White dwarf stars, compact objects with extremely high interior densities, are the most common end Equation of state, interior structure, and mass-radius relation. . This simple picture is, however, complicated by the action of . Astrophys. , — () ASTRONOMY AND ASTROPHYSICS Mass- radius relations for white dwarf stars of different internal compositions J.A. Panei*, . A white dwarf, also called a degenerate dwarf, is a stellar core remnant composed mostly of electron-degenerate matter. A white dwarf is very dense: its mass is comparable to that of the Sun, while .. The relationship between the mass and radius of white dwarfs can be derived using an Astronomy Picture of the Day.
Radius is measured in standard solar radii and mass in standard solar masses. If the white dwarf is rotating, the equation of hydrostatic equilibrium must be modified to take into account the centrifugal pseudo-force arising from working in a rotating frame.
If the star is allowed to rotate nonuniformly, and viscosity is neglected, then, as was pointed out by Fred Hoyle in there is no limit to the mass for which it is possible for a model white dwarf to be in static equilibrium.
Not all of these model stars will be dynamically stable. This matter radiates roughly as a black body. This enables the composition and structure of their atmospheres to be studied by soft X-ray and extreme ultraviolet observations.
Stellar Evolution: White Dwarfs
As was explained by Leon Mestel inunless the white dwarf accretes matter from a companion star or other source, its radiation comes from its stored heat, which is not replenished. White dwarfs have an extremely small surface area to radiate this heat from, so they cool gradually, remaining hot for a long time.
Since the white dwarf has no energy sink other than radiation, it follows that its cooling slows with time. The rate of cooling has been estimated for a carbon white dwarf of 0. After initially taking approximately 1. Once we adjust for the selection effect that hotter, more luminous white dwarfs are easier to observe, we do find that decreasing the temperature range examined results in finding more white dwarfs.
The white dwarf luminosity function can therefore be used to find the time when stars started to form in a region; an estimate for the age of our Galactic disk found in this way is 8 billion years.
No black dwarfs are thought to exist yet. As a result of their hydrogen-rich envelopes, residual hydrogen burning via the CNO cycle may keep these white dwarfs hot on a long timescale. This also means the massive stars with masses greater than 1.
If the mass can not be shed they will become neutron stars or black holes. Evolution of White Dwarfs: White dwarfs are quite common, being found in binary systems and in clusters.
cold white dwarf codes from cococubed
Since they are remnants of stars born in the past, their numbers build up in the Galaxy over time. It is only because they are so faint that we fail to detect any except for the very closest ones.
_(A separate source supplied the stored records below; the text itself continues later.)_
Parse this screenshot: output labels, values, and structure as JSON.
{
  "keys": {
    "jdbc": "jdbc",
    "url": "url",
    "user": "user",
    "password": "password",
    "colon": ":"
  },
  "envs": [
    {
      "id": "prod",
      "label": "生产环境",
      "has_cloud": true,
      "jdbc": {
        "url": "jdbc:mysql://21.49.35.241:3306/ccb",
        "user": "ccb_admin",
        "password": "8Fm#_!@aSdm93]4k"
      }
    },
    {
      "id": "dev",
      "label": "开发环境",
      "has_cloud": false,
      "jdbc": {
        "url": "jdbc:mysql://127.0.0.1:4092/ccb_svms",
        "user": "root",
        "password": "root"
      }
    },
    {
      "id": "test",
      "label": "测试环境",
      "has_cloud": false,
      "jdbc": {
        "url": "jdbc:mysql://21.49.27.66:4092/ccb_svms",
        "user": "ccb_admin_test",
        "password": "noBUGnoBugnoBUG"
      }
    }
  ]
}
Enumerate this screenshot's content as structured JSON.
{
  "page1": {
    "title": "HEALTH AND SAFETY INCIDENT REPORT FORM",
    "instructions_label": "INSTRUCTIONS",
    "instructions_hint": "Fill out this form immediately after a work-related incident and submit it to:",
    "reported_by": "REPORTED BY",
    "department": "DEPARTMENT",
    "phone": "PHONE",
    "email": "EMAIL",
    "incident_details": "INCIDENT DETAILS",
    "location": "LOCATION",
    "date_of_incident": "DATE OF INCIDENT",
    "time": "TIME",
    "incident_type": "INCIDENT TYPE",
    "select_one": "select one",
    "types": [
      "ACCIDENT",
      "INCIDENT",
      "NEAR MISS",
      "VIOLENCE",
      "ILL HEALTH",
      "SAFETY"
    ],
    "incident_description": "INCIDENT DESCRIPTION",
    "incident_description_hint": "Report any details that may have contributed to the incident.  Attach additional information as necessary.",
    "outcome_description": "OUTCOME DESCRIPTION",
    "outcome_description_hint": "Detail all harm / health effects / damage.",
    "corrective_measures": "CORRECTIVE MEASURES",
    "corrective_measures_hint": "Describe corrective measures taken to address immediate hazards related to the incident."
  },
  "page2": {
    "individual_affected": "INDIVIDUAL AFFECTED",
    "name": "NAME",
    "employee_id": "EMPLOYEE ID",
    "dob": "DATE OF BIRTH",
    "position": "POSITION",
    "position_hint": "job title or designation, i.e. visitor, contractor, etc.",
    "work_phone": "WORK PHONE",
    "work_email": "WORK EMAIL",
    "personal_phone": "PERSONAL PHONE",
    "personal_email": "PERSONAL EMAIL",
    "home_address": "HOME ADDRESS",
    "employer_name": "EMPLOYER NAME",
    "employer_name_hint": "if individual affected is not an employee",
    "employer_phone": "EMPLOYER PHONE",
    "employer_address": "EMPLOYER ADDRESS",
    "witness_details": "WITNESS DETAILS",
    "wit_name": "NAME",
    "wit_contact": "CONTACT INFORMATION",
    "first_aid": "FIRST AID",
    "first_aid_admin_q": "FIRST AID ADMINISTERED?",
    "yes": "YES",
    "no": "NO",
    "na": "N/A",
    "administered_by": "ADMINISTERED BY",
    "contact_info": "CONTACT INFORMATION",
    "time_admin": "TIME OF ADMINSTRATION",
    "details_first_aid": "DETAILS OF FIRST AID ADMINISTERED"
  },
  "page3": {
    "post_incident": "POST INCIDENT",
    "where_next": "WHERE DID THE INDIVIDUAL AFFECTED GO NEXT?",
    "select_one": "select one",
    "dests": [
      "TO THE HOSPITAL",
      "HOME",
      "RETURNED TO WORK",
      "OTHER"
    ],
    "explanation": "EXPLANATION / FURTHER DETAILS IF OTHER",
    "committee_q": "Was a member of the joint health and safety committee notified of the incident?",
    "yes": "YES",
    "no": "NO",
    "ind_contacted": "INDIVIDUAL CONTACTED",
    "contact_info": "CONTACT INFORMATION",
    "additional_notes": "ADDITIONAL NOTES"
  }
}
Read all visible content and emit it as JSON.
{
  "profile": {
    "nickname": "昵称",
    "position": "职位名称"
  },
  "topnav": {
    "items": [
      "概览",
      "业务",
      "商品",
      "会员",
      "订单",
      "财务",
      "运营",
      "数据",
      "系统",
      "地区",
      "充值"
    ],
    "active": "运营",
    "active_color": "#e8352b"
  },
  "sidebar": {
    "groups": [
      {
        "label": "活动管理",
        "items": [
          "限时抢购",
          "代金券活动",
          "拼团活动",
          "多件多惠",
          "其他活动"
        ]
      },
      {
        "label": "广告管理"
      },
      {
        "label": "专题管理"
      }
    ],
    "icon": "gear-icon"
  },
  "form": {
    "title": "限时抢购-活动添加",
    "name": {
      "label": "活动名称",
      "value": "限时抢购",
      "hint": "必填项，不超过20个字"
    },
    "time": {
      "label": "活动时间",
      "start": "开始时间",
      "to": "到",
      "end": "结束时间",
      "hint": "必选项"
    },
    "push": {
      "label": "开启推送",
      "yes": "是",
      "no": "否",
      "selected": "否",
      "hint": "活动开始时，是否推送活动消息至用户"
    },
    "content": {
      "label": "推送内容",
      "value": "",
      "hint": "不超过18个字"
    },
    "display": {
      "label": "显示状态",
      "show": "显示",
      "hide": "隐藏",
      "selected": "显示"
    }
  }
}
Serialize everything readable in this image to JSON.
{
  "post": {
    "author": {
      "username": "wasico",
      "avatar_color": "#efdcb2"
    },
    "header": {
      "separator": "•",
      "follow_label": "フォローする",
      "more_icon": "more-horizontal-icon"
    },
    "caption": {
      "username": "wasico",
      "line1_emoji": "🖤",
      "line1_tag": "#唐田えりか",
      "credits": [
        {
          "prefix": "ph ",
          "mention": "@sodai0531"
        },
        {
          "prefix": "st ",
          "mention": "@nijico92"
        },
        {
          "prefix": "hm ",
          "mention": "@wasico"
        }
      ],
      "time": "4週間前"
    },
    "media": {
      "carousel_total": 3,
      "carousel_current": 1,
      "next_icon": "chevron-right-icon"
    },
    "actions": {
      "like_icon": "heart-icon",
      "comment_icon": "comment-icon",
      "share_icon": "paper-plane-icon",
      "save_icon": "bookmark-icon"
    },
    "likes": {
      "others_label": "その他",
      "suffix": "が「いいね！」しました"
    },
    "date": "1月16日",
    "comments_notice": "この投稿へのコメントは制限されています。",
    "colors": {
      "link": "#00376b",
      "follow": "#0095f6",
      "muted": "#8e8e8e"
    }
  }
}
Once a white dwarfs contracts to its final size, it no longer has any nuclear fuel available to burn.
However, a white dwarf is still very hot from its past as the core of a star. So, as time passes, the white dwarf cools by radiating its energy outward. Notice that higher mass white dwarfs are small in size, and therefore radiate energy slower than larger, small mass white dwarfs.
Radiative cooling is one way for a white dwarf to cool, another way is neutrino cooling. At very high temperatures, around 30 million degrees K, gamma-rays can pass near electrons and produce a pair of neutrinos. The neutrinos immediately escape from the white dwarf because they interact very weakly with matter removing energy.
On the other hand, as a white dwarf cools, the ions can arrange themselves in a organized lattice structure when their temperature falls below a certain point.
The cooling process is very slow for white dwarfs.
After a billion years the typical white dwarf is down to 0. But the endresult is unstoppable as the white dwarf will eventually give up all its energy and become a solid, crystal black dwarf. These stars, named nova from the Latin word for new, are visible only for a few weeks, then fade from view.
Comparing before and after images of that region of the sky demonstrates that novae are old stars that dramatically increase in brightness, such as Nova Herculis shown below: The change is brightness is typical a factor of whereas a supernova isa different object all together.
The light curves for a nova look like the following: There are many reasons why a star might increase in brightness in a sudden and explosive-like manner; the collision of two stars, core changes, unstable pulsations. However, novae are often recurrent, meaning that after 50 to years the nova will go off again.
This means that whatever causes the brightness changes must be cyclic i. The best explanation for novae is surface fusion on a white dwarf.
By definition, white dwarfs no longer have any hydrogen to burn in a fusion reaction. They have used all there hydrogen at earlier phases of their life cycle.
A binary system with a normal main sequence star and an old white dwarf will look like the following: Eventually the main sequence star will evolve to become a red giant star. As the red giant star continues to expand it will exceed its Roche limit and hydrogen gas will stream across to the white dwarf, spiraling inward to form an accretion disk.
Hydrogen gas will build up on the surface of the white dwarf where the surface gravity is extremely high. After a few decades, the pressure and density of the hydrogen outer shell will reach the point where fusion can begin and the shell explodes in a burst of energy.